“Twitter has failed or refused to provide this information. Sometimes Twitter has ignored Mr. Musk’s requests, sometimes it has rejected them for reasons that appear to be unjustified, and sometimes it has claimed to comply while giving Mr. Musk incomplete or unusable information.”

Musk, the CEO of Tesla (TSLA) and the world’s wealthiest person, launched his takeover bid in April, after first buying 9.2 percent of Twitter’s shares, then offering to buy them all. An active Twitter user, Musk has grumbled about the platform’s content restrictions and his bid was cheered on by conservatives—who claim they are being censored by the site—after he promised to do away with most of them. The Twitter board agreed to the sale April 25.

But early on he began to show signs of buyer’s remorse, and repeatedly raised the issue of spam accounts as a stumbling block.

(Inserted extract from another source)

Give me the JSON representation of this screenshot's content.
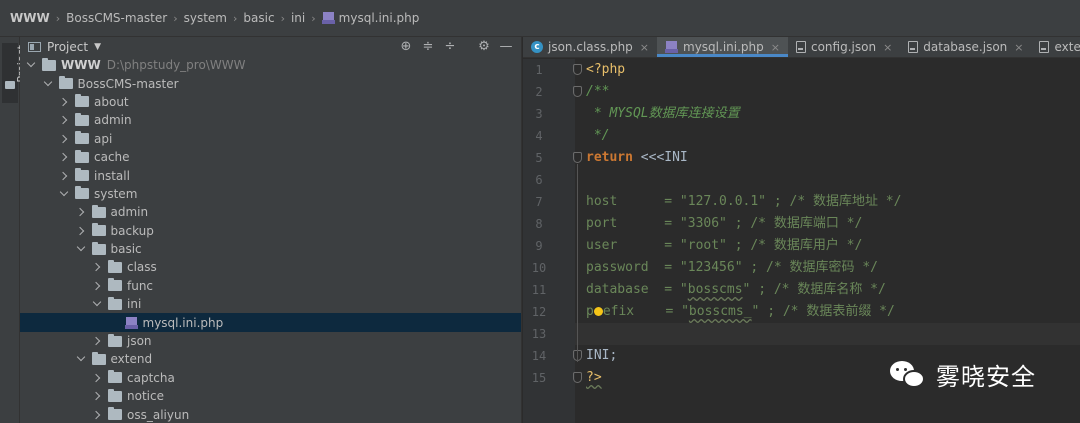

With the bulk of his wealth tied up in Tesla shares that have plummeted in value, it’s possible Musk simply didn’t feel controlling his favorite social media site was worth the cost.

The merger agreement calls for Musk to pay $1 billion to Twitter in the event the deal can’t close for regulatory or other unanticipated reasons, and it’s possible Twitter could sue Musk for a greater sum for scuttling he deal. However, since Musk’s letter today argues that Twitter is responsible for violating the merger agreement, it’s unlikely he will voluntarily pay the $1 billion, and the matter could soon end up in litigation.

Elon Musk Abandons His Bid to Purchase Twitter, Citing Uncertainty About Bot Accounts